Among the folk dances of Kerala which come under the religious groups the ritual dance staged in Bhagavathi temples or Kavus in propitiation of .the deities deserves special attention. In the erstwhile North Malabar area of which the modern Cannanore District forms the major part this type of dance is called Theyyattam or Theyyam Thullal. The old view which ascribed the origin ofTheyyattam to Devil dance has now been discredited. The current view is that the ancient cult of here worship gave rise to Theyyattam.Theyyattam literally means the dance of the God, Theyyam being acorruption of the world Daivam or God. It is also known as Tira orTirayattam. A feature of Theyyattam is the use of resplendent costumes and gorgeous colors by the impersonators. This makes it a spectacular pageant that stands out almost unique among the ritual dances of South India.

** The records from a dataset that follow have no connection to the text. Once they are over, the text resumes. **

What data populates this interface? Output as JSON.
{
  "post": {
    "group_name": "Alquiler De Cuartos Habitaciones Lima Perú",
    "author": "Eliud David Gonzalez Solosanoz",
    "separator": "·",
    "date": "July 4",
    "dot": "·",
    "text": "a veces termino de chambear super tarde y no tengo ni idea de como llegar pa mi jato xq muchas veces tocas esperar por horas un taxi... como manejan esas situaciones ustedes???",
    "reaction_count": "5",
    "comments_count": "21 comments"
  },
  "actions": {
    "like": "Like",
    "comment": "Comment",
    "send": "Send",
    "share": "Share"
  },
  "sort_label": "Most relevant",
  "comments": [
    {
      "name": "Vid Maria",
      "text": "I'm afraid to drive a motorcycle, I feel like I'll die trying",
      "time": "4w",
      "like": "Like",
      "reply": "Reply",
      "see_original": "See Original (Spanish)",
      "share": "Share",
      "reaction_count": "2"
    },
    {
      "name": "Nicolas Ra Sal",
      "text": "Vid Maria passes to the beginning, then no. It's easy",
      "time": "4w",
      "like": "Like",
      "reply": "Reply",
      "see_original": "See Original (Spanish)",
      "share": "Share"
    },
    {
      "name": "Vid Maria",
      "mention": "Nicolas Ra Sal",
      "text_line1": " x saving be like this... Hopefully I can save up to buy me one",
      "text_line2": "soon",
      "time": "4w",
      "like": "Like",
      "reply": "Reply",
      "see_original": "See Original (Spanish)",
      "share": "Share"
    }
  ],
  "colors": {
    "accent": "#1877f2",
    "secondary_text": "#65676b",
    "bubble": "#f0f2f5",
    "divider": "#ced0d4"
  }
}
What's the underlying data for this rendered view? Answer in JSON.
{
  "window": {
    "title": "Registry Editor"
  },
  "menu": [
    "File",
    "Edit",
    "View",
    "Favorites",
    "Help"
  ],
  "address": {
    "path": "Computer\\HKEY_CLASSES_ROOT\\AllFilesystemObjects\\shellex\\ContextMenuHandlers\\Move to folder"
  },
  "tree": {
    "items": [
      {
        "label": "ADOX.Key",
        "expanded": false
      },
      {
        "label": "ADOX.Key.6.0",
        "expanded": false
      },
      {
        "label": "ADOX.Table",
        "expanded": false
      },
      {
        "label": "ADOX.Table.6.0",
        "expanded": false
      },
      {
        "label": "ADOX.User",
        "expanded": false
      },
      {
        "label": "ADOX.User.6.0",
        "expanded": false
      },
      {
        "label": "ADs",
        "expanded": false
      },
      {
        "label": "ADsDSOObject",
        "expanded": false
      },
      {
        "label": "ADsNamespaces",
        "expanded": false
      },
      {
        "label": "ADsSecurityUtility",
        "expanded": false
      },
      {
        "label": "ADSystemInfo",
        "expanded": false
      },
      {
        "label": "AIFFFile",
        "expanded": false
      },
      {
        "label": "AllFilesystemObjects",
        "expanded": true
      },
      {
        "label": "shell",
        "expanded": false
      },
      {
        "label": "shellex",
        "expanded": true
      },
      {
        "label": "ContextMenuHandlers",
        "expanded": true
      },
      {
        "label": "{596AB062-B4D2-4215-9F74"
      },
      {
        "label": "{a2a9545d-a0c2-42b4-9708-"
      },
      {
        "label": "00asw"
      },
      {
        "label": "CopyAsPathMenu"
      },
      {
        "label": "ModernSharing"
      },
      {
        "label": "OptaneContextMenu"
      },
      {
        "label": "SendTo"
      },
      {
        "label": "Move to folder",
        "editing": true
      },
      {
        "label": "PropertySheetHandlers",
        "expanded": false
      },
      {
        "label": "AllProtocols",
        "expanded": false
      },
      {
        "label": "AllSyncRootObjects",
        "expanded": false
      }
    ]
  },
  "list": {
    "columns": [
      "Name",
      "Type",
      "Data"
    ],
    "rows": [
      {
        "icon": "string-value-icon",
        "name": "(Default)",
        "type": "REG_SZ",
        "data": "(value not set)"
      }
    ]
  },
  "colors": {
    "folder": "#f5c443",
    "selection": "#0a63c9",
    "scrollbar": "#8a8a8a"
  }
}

Theyyattam is an exceptionally vigorous dance in which the dancer inarches forward and backward every .now and then to the dismay of the surging crowd of devotees. He dances on one leg at times, raising the right and left leg alternatively. The dancing reaches heights of frenzy and the movements become quicker and quicker as the resounding music produced by the Asuravadyams as-well as by the rhythmic beating of a number of long drums to the accompaniment of Kuzhdls and a large pair of cymbals, creates the proper atmosphere for the dance. An important costume used inTheyyattam is the towering head gear or mudi used by the dancer(Valiathampurattt). More than 5 ft in height the mudi is made of the sprouting coconut palm leaves well plaited over a bamboo framework and can be seen towering high in the air.
With the dancer occupying the central position the whole audience moves along in a procession to the accompaniment of fireworks and talappoli in which young maidens uniformly clad in white take part. A large number of devotees bearing Kalasams on their heads also accompany the pageant. After three circumambulations the mudi is carefully lifted and disposed of.. The dancer (Bhagavathi) then takes his seat on a Peedham (a heavy wooden stool) and proclaims his appreciation of